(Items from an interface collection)

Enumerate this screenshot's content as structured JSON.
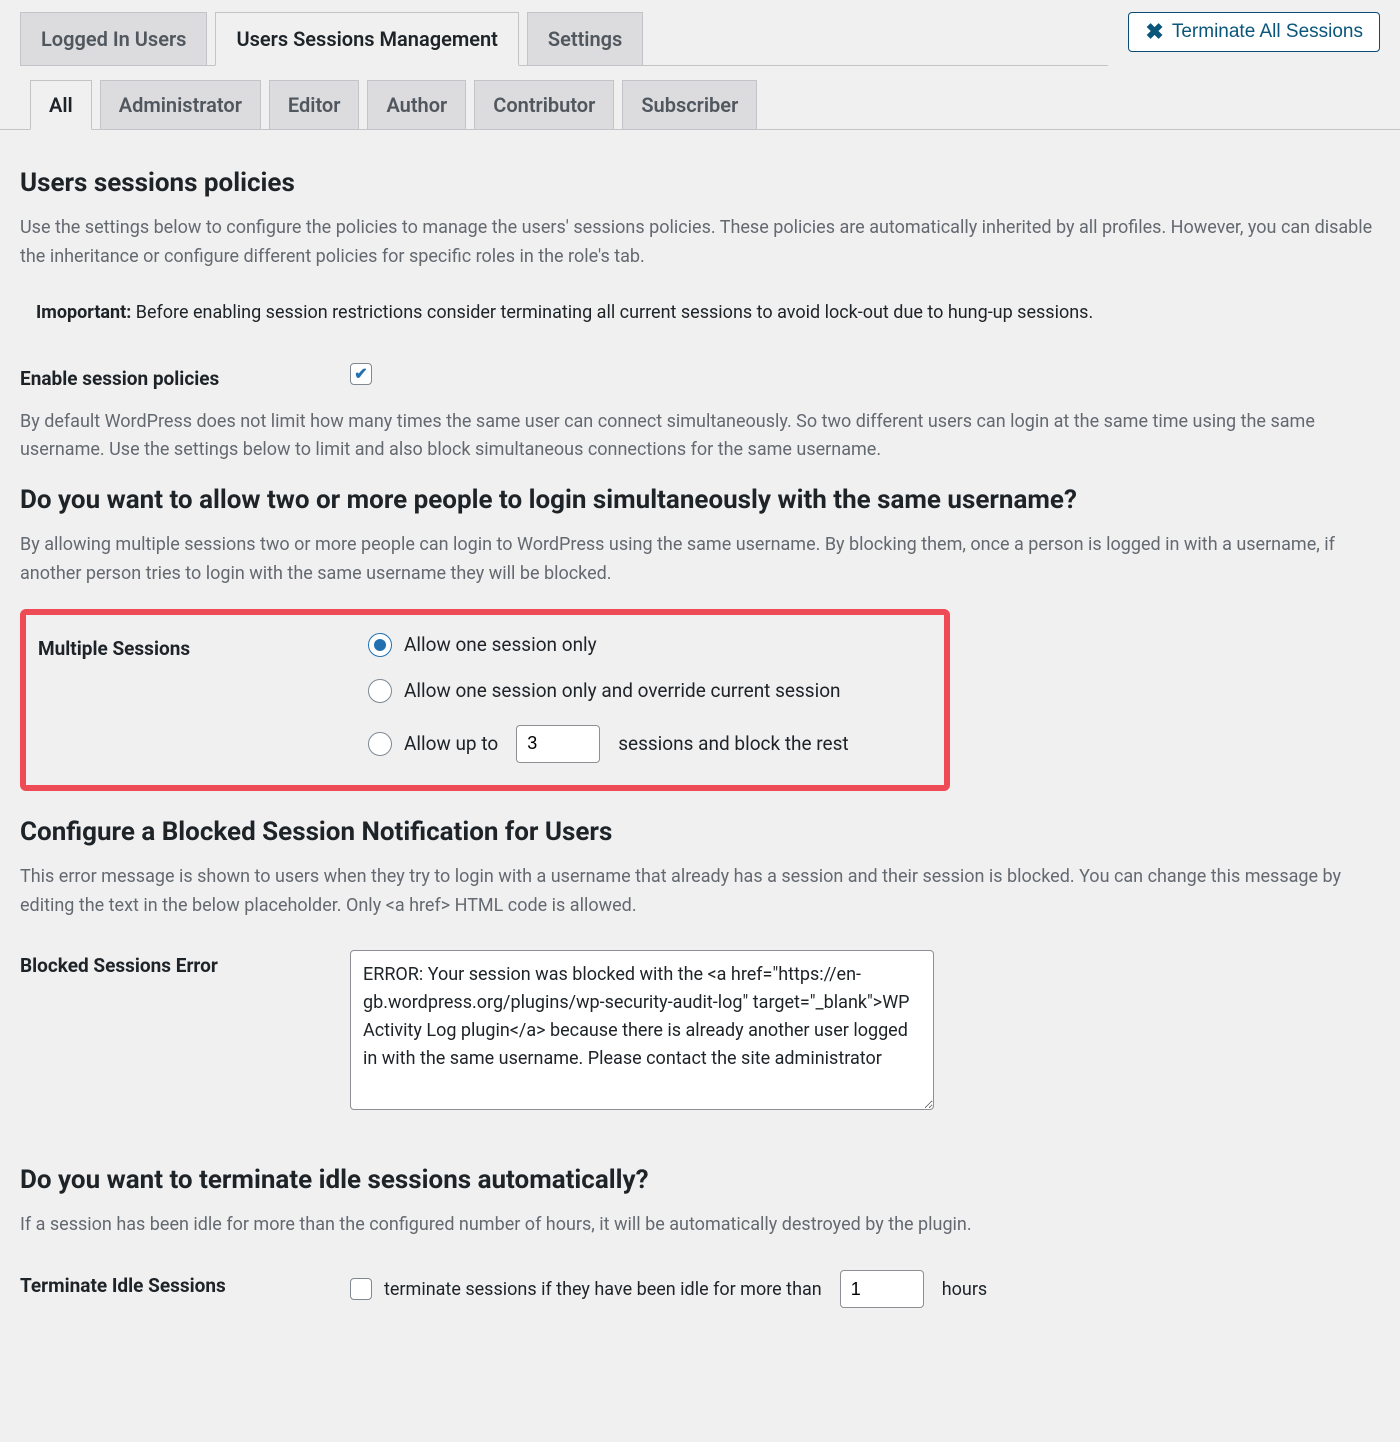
{
  "header": {
    "tabs": {
      "logged_in_users": "Logged In Users",
      "users_sessions_management": "Users Sessions Management",
      "settings": "Settings"
    },
    "terminate_all": "Terminate All Sessions"
  },
  "sub_tabs": {
    "all": "All",
    "administrator": "Administrator",
    "editor": "Editor",
    "author": "Author",
    "contributor": "Contributor",
    "subscriber": "Subscriber"
  },
  "sections": {
    "policies_heading": "Users sessions policies",
    "policies_desc": "Use the settings below to configure the policies to manage the users' sessions policies. These policies are automatically inherited by all profiles. However, you can disable the inheritance or configure different policies for specific roles in the role's tab.",
    "important_label": "Imoportant:",
    "important_text": " Before enabling session restrictions consider terminating all current sessions to avoid lock-out due to hung-up sessions.",
    "enable_label": "Enable session policies",
    "by_default_text": "By default WordPress does not limit how many times the same user can connect simultaneously. So two different users can login at the same time using the same username. Use the settings below to limit and also block simultaneous connections for the same username.",
    "multi_heading": "Do you want to allow two or more people to login simultaneously with the same username?",
    "multi_desc": "By allowing multiple sessions two or more people can login to WordPress using the same username. By blocking them, once a person is logged in with a username, if another person tries to login with the same username they will be blocked.",
    "multi_label": "Multiple Sessions",
    "radio1": "Allow one session only",
    "radio2": "Allow one session only and override current session",
    "radio3_pre": "Allow up to",
    "radio3_post": " sessions and block the rest",
    "radio3_value": "3",
    "blocked_heading": "Configure a Blocked Session Notification for Users",
    "blocked_desc": "This error message is shown to users when they try to login with a username that already has a session and their session is blocked. You can change this message by editing the text in the below placeholder. Only <a href> HTML code is allowed.",
    "blocked_label": "Blocked Sessions Error",
    "blocked_value": "ERROR: Your session was blocked with the <a href=\"https://en-gb.wordpress.org/plugins/wp-security-audit-log\" target=\"_blank\">WP Activity Log plugin</a> because there is already another user logged in with the same username. Please contact the site administrator",
    "terminate_heading": "Do you want to terminate idle sessions automatically?",
    "terminate_desc": "If a session has been idle for more than the configured number of hours, it will be automatically destroyed by the plugin.",
    "terminate_label": "Terminate Idle Sessions",
    "terminate_check_text": "terminate sessions if they have been idle for more than",
    "terminate_hours_value": "1",
    "terminate_hours_suffix": "hours"
  }
}
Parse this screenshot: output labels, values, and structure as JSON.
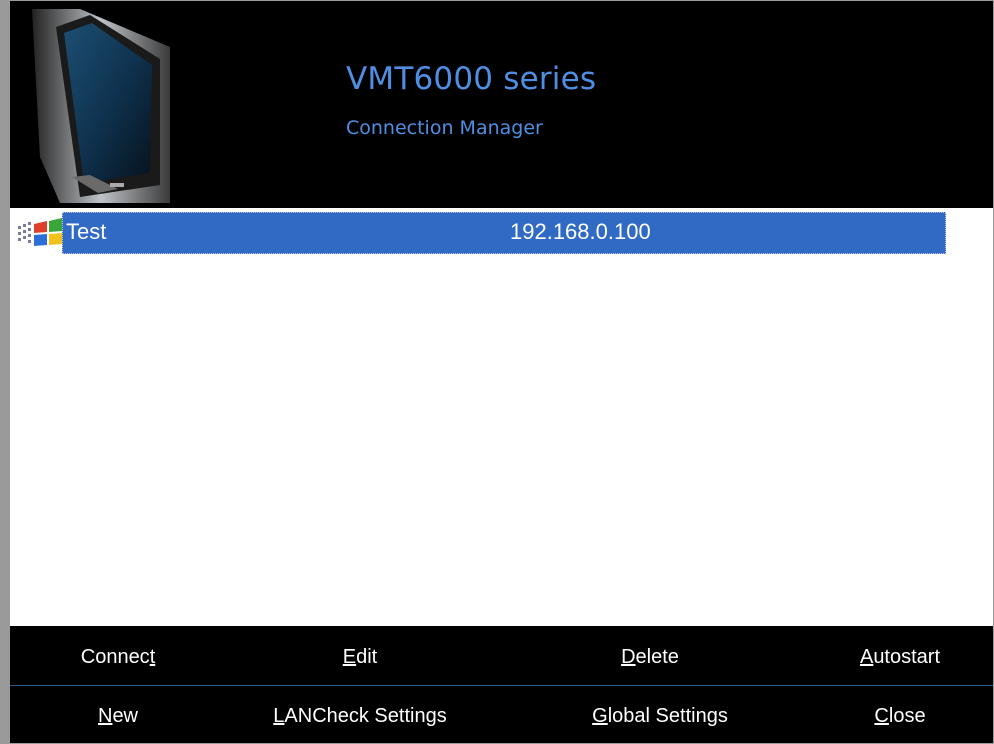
{
  "header": {
    "title": "VMT6000 series",
    "subtitle": "Connection Manager"
  },
  "connections": [
    {
      "name": "Test",
      "address": "192.168.0.100",
      "selected": true
    }
  ],
  "buttons": {
    "row1": [
      {
        "pre": "Connec",
        "key": "t",
        "post": ""
      },
      {
        "pre": "",
        "key": "E",
        "post": "dit"
      },
      {
        "pre": "",
        "key": "D",
        "post": "elete"
      },
      {
        "pre": "",
        "key": "A",
        "post": "utostart"
      }
    ],
    "row2": [
      {
        "pre": "",
        "key": "N",
        "post": "ew"
      },
      {
        "pre": "",
        "key": "L",
        "post": "ANCheck Settings"
      },
      {
        "pre": "",
        "key": "G",
        "post": "lobal Settings"
      },
      {
        "pre": "",
        "key": "C",
        "post": "lose"
      }
    ]
  },
  "colors": {
    "accent": "#4f8fe3",
    "selection": "#316ac5",
    "background": "#000000"
  }
}
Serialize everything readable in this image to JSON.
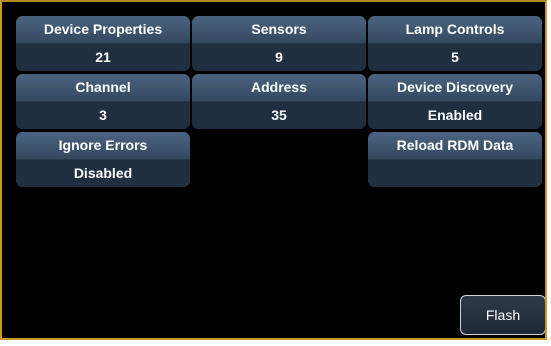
{
  "tiles": [
    {
      "label": "Device Properties",
      "value": "21"
    },
    {
      "label": "Sensors",
      "value": "9"
    },
    {
      "label": "Lamp Controls",
      "value": "5"
    },
    {
      "label": "Channel",
      "value": "3"
    },
    {
      "label": "Address",
      "value": "35"
    },
    {
      "label": "Device Discovery",
      "value": "Enabled"
    },
    {
      "label": "Ignore Errors",
      "value": "Disabled"
    },
    {
      "label": "Reload RDM Data",
      "value": ""
    }
  ],
  "flash_label": "Flash",
  "colors": {
    "frame_border": "#c79a22",
    "tile_header": "#4a6380",
    "tile_value": "#1f2f40",
    "background": "#000000",
    "text": "#ffffff"
  }
}
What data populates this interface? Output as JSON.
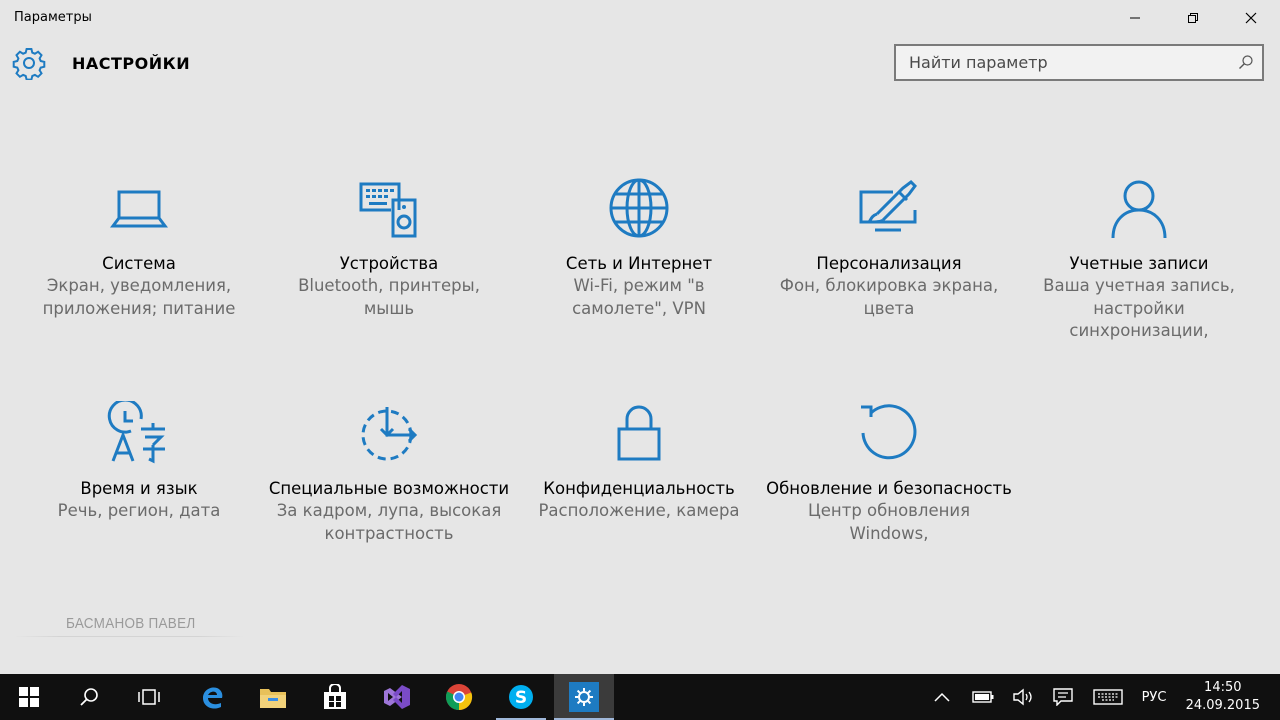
{
  "window": {
    "title": "Параметры"
  },
  "header": {
    "heading": "НАСТРОЙКИ"
  },
  "search": {
    "placeholder": "Найти параметр"
  },
  "tiles": [
    {
      "name": "Система",
      "desc": "Экран, уведомления, приложения; питание",
      "icon": "laptop-icon"
    },
    {
      "name": "Устройства",
      "desc": "Bluetooth, принтеры, мышь",
      "icon": "devices-icon"
    },
    {
      "name": "Сеть и Интернет",
      "desc": "Wi-Fi, режим \"в самолете\", VPN",
      "icon": "globe-icon"
    },
    {
      "name": "Персонализация",
      "desc": "Фон, блокировка экрана, цвета",
      "icon": "personalization-icon"
    },
    {
      "name": "Учетные записи",
      "desc": "Ваша учетная запись, настройки синхронизации,",
      "icon": "user-icon"
    },
    {
      "name": "Время и язык",
      "desc": "Речь, регион, дата",
      "icon": "time-language-icon"
    },
    {
      "name": "Специальные возможности",
      "desc": "За кадром, лупа, высокая контрастность",
      "icon": "ease-of-access-icon"
    },
    {
      "name": "Конфиденциальность",
      "desc": "Расположение, камера",
      "icon": "lock-icon"
    },
    {
      "name": "Обновление и безопасность",
      "desc": "Центр обновления Windows,",
      "icon": "update-icon"
    }
  ],
  "watermark": "БАСМАНОВ ПАВЕЛ",
  "taskbar": {
    "language": "РУС",
    "time": "14:50",
    "date": "24.09.2015"
  },
  "colors": {
    "accent": "#1e7bc2",
    "background": "#e6e6e6",
    "taskbar": "#101010"
  }
}
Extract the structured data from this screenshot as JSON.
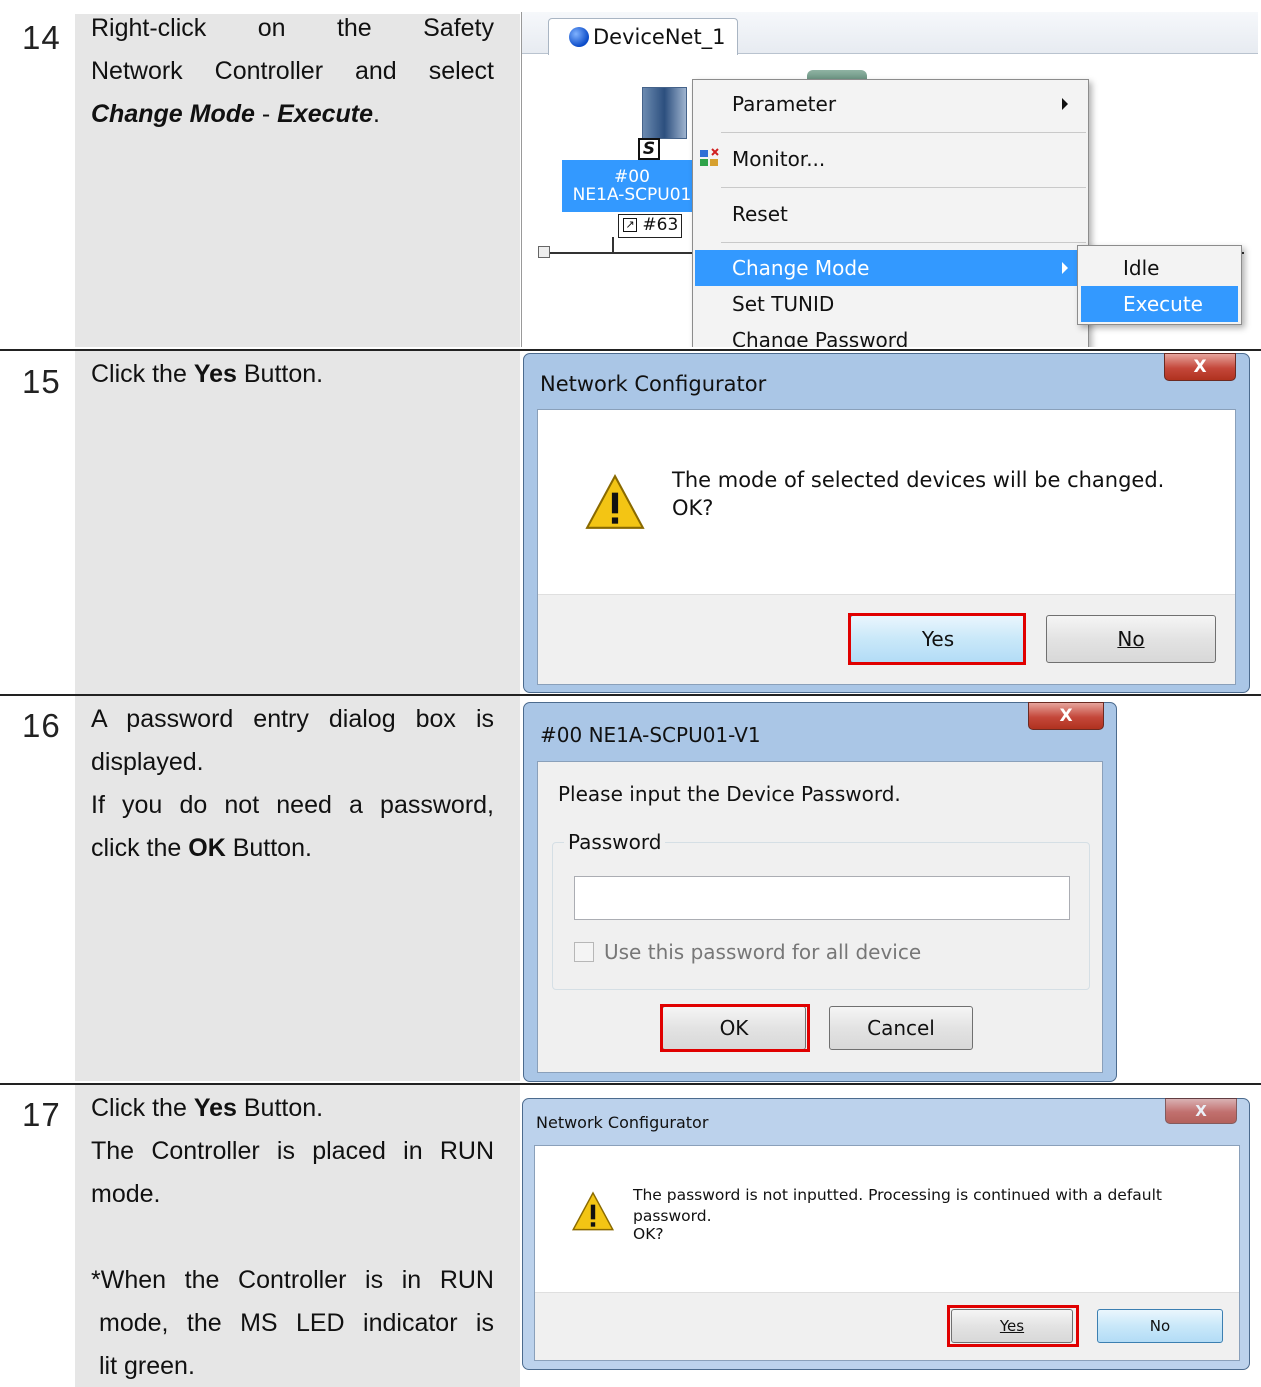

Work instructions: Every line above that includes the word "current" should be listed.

Answer to the problem:
    "important_text": " Before enabling session restrictions consider terminating all current sessions to avoid lock-out due to hung-up sessions.",
    "radio2": "Allow one session only and override current session",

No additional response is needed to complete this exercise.